Living with a Spouse with Diabetes: Diabetes is an extremely difficult disease to live with. Patients living with diabetes are forced to make drastic changes to their diet and lifestyle. This can cause both emotional and physical complications that put strain on patients and their families.
Communicating with your loved one is just one way to make diabetes more manageable. In an effort to strengthen relations between you and a loved one living with diabetes, here are some helpful tips for living with a spouse with diabetes:
Living with a Spouse with Diabetes- Tip #1: You're Not the Boss
At times, you may feel it is your responsibility to make sure your spouse is managing their diabetes. However, it is important to remember that you are not the one living with diabetes. This is not to say that the disease does not affect you, but your loved one reserves the right to choose what kind of help is welcome. Talk with your spouse to learn what kind of help they need and how you can help them.
Living with a Spouse with Diabetes- Tip #2: Adopt Healthy Habits
While a healthy diet is essential for those living with diabetes, you should not expect your loved one to make a change if you are not willing to do the same. The whole family can benefit from a wholesome, healthy diet. Consider buying diabetes cookbooks for some inspiration in the kitchen. Also, meet with a dietician to develop a diet tailored to your loved one's needs. Additionally, do not tempt your loved one with forbidden foods.
Living with a Spouse with Diabetes- Tip #3: Help Them Exercise
Most people complain they do not have enough time to exercise. However, you can do your part to ensure your loved one has plenty of time for a 30-minute workout. Offer to watch over the kids or clean up around the house so they can find time to exercise. According to the American Diabetes Association, those living with diabetes should exercise for 30 minutes a day at least five days a week.
Living with a Spouse with Diabetes- Tip #4: Learn More

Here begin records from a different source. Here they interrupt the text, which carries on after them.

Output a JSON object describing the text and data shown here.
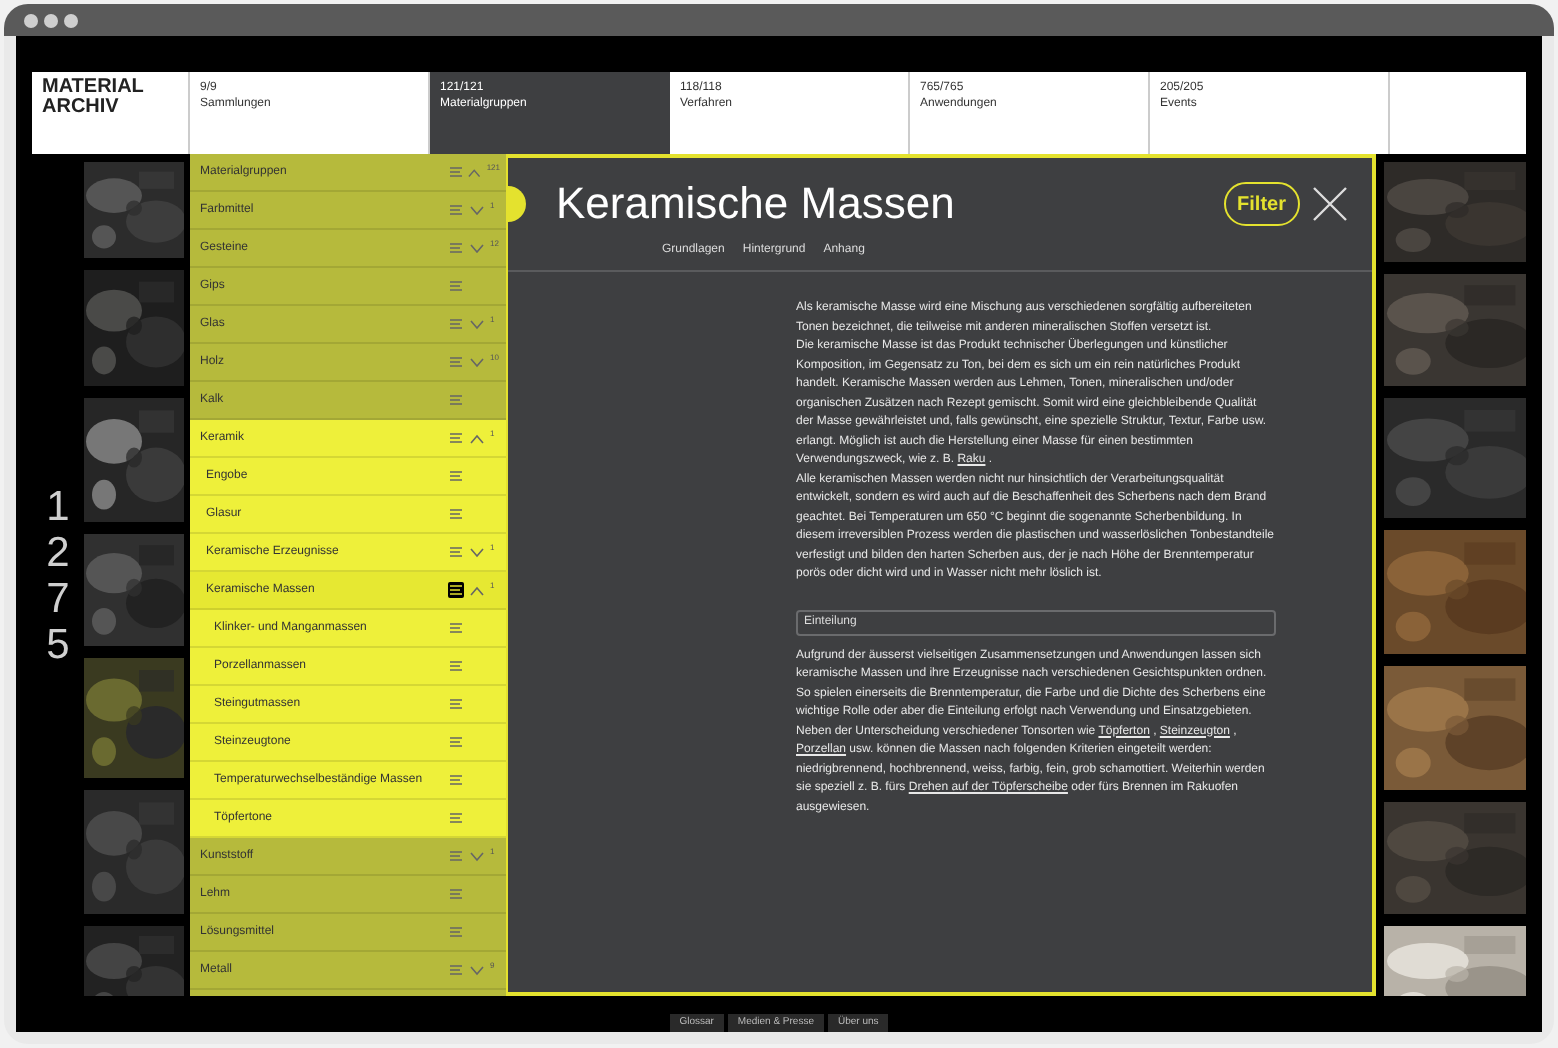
{
  "logo": "MATERIAL\nARCHIV",
  "nav": [
    {
      "count": "9/9",
      "label": "Sammlungen",
      "selected": false
    },
    {
      "count": "121/121",
      "label": "Materialgruppen",
      "selected": true
    },
    {
      "count": "118/118",
      "label": "Verfahren",
      "selected": false
    },
    {
      "count": "765/765",
      "label": "Anwendungen",
      "selected": false
    },
    {
      "count": "205/205",
      "label": "Events",
      "selected": false
    }
  ],
  "total_count": "1275",
  "sidebar": {
    "label": "Materialgruppen",
    "count": "121",
    "expanded": true,
    "items": [
      {
        "label": "Farbmittel",
        "count": "1",
        "expanded": false,
        "selected": false
      },
      {
        "label": "Gesteine",
        "count": "12",
        "expanded": false,
        "selected": false
      },
      {
        "label": "Gips",
        "selected": false
      },
      {
        "label": "Glas",
        "count": "1",
        "expanded": false,
        "selected": false
      },
      {
        "label": "Holz",
        "count": "10",
        "expanded": false,
        "selected": false
      },
      {
        "label": "Kalk",
        "selected": false
      },
      {
        "label": "Keramik",
        "count": "1",
        "expanded": true,
        "selected": false,
        "children": [
          {
            "label": "Engobe",
            "selected": false
          },
          {
            "label": "Glasur",
            "selected": false
          },
          {
            "label": "Keramische Erzeugnisse",
            "count": "1",
            "expanded": false,
            "selected": false
          },
          {
            "label": "Keramische Massen",
            "count": "1",
            "expanded": true,
            "selected": true,
            "children": [
              {
                "label": "Klinker- und Manganmassen",
                "selected": false
              },
              {
                "label": "Porzellanmassen",
                "selected": false
              },
              {
                "label": "Steingutmassen",
                "selected": false
              },
              {
                "label": "Steinzeugtone",
                "selected": false
              },
              {
                "label": "Temperaturwechselbeständige Massen",
                "selected": false
              },
              {
                "label": "Töpfertone",
                "selected": false
              }
            ]
          }
        ]
      },
      {
        "label": "Kunststoff",
        "count": "1",
        "expanded": false,
        "selected": false
      },
      {
        "label": "Lehm",
        "selected": false
      },
      {
        "label": "Lösungsmittel",
        "selected": false
      },
      {
        "label": "Metall",
        "count": "9",
        "expanded": false,
        "selected": false
      }
    ]
  },
  "detail": {
    "title": "Keramische Massen",
    "filter_button": "Filter",
    "tabs": [
      {
        "label": "Grundlagen"
      },
      {
        "label": "Hintergrund"
      },
      {
        "label": "Anhang"
      }
    ],
    "blocks": [
      {
        "kind": "paragraph",
        "segments": [
          {
            "kind": "text",
            "text": "Als keramische Masse wird eine Mischung aus verschiedenen sorgfältig aufbereiteten Tonen bezeichnet, die teilweise mit anderen mineralischen Stoffen versetzt ist."
          }
        ]
      },
      {
        "kind": "paragraph",
        "segments": [
          {
            "kind": "text",
            "text": "Die keramische Masse ist das Produkt technischer Überlegungen und künstlicher Komposition, im Gegensatz zu Ton, bei dem es sich um ein rein natürliches Produkt handelt. Keramische Massen werden aus Lehmen, Tonen, mineralischen und/oder organischen Zusätzen nach Rezept gemischt. Somit wird eine gleichbleibende Qualität der Masse gewährleistet und, falls gewünscht, eine spezielle Struktur, Textur, Farbe usw. erlangt. Möglich ist auch die Herstellung einer Masse für einen bestimmten Verwendungszweck, wie z. B. "
          },
          {
            "kind": "link",
            "text": "Raku"
          },
          {
            "kind": "text",
            "text": " ."
          }
        ]
      },
      {
        "kind": "paragraph",
        "segments": [
          {
            "kind": "text",
            "text": "Alle keramischen Massen werden nicht nur hinsichtlich der Verarbeitungsqualität entwickelt, sondern es wird auch auf die Beschaffenheit des Scherbens nach dem Brand geachtet. Bei Temperaturen um 650 °C beginnt die sogenannte Scherbenbildung. In diesem irreversiblen Prozess werden die plastischen und wasserlöslichen Tonbestandteile verfestigt und bilden den harten Scherben aus, der je nach Höhe der Brenntemperatur porös oder dicht wird und in Wasser nicht mehr löslich ist."
          }
        ]
      },
      {
        "kind": "heading",
        "text": "Einteilung"
      },
      {
        "kind": "paragraph",
        "segments": [
          {
            "kind": "text",
            "text": "Aufgrund der äusserst vielseitigen Zusammensetzungen und Anwendungen lassen sich keramische Massen und ihre Erzeugnisse nach verschiedenen Gesichtspunkten ordnen. So spielen einerseits die Brenntemperatur, die Farbe und die Dichte des Scherbens eine wichtige Rolle oder aber die Einteilung erfolgt nach Verwendung und Einsatzgebieten. Neben der Unterscheidung verschiedener Tonsorten wie "
          },
          {
            "kind": "link",
            "text": "Töpferton"
          },
          {
            "kind": "text",
            "text": " , "
          },
          {
            "kind": "link",
            "text": "Steinzeugton"
          },
          {
            "kind": "text",
            "text": " , "
          },
          {
            "kind": "link",
            "text": "Porzellan"
          },
          {
            "kind": "text",
            "text": " usw. können die Massen nach folgenden Kriterien eingeteilt werden: niedrigbrennend, hochbrennend, weiss, farbig, fein, grob schamottiert. Weiterhin werden sie speziell z. B. fürs "
          },
          {
            "kind": "link",
            "text": "Drehen auf der Töpferscheibe"
          },
          {
            "kind": "text",
            "text": " oder fürs Brennen im Rakuofen ausgewiesen."
          }
        ]
      }
    ]
  },
  "footer_links": [
    {
      "label": "Glossar"
    },
    {
      "label": "Medien & Presse"
    },
    {
      "label": "Über uns"
    }
  ]
}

Take some time to learn more about diabetes. Educating yourself about the disease can help you know what to look for in a spouse with low blood sugar. Learn key terms such as “hypoglycemia” or “blood glucose.” Also, knowing how to check your spouse’s blood sugar can be extremely helpful in the event he or she is unconscious. Be sure to call 911 if your spouse ever loses consciousness.
Diabetes Self-Management Magazine